Across all entries below, how many lines include "Settings"? Only the number, please.

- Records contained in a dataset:
---
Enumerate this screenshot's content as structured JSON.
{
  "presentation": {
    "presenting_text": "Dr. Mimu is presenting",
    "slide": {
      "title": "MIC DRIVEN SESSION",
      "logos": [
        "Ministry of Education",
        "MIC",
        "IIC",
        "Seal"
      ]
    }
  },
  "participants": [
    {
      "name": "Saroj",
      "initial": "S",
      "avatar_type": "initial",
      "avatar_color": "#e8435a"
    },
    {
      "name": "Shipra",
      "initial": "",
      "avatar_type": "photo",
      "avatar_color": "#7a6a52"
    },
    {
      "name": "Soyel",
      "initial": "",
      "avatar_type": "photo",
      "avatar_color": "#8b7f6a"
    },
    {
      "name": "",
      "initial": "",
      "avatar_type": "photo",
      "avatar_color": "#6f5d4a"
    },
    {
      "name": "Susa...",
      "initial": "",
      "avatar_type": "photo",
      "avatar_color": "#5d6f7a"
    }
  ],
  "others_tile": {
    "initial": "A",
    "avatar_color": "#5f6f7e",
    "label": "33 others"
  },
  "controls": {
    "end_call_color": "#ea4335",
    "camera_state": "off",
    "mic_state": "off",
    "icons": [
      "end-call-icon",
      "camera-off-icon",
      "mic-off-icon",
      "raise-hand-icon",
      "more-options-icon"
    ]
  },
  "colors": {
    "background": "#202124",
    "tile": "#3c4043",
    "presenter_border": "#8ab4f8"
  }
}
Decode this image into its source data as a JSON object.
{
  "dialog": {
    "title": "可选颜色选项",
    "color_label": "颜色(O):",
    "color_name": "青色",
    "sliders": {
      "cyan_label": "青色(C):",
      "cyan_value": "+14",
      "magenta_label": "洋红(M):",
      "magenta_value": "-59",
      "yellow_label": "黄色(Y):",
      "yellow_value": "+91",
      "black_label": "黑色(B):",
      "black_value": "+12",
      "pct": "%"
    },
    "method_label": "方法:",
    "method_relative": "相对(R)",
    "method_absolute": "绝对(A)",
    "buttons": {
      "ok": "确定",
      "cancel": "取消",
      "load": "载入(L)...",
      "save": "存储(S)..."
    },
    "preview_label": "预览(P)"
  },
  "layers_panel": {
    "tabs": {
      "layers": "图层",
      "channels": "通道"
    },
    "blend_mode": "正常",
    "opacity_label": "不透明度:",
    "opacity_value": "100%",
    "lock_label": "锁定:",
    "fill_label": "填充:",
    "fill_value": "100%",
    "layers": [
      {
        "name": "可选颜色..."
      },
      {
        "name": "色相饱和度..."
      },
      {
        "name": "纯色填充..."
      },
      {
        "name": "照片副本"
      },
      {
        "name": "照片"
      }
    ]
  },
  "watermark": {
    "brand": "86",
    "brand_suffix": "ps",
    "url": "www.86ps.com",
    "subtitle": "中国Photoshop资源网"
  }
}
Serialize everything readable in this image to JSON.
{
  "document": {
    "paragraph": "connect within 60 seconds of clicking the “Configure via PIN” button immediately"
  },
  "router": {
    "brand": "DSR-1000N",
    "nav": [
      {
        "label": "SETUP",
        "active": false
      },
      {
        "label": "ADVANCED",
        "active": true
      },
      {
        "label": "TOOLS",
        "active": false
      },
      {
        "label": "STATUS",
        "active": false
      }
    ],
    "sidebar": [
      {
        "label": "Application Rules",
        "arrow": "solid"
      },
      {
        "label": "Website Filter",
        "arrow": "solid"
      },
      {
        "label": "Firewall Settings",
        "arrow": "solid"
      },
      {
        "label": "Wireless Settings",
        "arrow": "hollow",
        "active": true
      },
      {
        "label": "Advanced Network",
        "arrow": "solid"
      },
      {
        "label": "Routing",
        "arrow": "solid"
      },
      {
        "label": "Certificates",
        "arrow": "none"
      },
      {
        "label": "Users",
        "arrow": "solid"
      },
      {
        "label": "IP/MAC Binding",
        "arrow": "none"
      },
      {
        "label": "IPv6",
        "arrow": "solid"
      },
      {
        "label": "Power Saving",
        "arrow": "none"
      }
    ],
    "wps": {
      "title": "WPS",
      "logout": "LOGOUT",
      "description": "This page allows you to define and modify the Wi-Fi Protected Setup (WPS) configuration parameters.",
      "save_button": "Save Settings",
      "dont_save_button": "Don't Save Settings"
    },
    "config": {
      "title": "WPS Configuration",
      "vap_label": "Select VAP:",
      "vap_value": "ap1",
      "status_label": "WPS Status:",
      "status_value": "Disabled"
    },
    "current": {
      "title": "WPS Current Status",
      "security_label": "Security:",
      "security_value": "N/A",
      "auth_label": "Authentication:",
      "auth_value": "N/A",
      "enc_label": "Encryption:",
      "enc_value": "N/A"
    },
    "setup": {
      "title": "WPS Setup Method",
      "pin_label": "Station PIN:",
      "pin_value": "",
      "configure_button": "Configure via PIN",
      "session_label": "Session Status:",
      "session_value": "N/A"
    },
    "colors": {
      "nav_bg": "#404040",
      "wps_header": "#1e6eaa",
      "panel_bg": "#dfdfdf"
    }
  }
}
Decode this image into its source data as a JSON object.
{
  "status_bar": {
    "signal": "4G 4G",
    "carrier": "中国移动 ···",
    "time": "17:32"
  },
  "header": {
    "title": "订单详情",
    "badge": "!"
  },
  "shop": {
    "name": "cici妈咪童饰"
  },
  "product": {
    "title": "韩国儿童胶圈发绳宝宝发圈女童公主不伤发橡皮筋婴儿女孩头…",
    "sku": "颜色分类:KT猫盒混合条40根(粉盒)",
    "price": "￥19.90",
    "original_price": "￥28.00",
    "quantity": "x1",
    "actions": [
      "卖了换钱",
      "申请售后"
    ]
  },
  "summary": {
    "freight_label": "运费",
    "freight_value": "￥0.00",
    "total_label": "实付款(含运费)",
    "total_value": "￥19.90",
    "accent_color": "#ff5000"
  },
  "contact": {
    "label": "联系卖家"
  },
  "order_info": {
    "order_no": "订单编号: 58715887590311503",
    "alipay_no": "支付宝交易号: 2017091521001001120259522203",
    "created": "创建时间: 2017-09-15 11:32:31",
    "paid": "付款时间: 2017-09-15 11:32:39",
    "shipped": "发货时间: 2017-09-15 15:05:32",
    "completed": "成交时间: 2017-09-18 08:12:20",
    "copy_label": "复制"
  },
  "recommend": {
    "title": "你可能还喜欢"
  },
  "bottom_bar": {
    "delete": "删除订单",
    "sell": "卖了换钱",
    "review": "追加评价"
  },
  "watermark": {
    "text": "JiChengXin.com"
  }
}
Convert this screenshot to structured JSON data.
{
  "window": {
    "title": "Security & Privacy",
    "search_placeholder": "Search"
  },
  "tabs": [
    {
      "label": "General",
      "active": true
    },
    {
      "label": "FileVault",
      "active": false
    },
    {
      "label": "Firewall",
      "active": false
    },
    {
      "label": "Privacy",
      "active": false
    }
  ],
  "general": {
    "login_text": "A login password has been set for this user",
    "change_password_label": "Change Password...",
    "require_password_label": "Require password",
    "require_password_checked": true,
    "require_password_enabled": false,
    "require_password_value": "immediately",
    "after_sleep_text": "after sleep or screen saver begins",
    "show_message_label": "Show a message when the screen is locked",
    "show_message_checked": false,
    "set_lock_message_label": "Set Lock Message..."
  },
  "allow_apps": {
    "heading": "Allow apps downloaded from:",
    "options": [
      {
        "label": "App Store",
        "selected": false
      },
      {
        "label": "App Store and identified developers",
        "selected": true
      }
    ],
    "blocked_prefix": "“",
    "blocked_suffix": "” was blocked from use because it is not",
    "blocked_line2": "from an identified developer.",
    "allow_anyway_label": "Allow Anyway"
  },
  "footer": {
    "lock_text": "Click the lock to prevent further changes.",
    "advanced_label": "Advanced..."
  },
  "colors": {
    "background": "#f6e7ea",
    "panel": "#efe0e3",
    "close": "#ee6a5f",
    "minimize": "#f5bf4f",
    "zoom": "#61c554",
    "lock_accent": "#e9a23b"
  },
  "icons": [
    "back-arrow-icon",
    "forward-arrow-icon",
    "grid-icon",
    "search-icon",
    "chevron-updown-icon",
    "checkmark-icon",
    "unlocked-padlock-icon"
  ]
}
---
- Result of this task: 4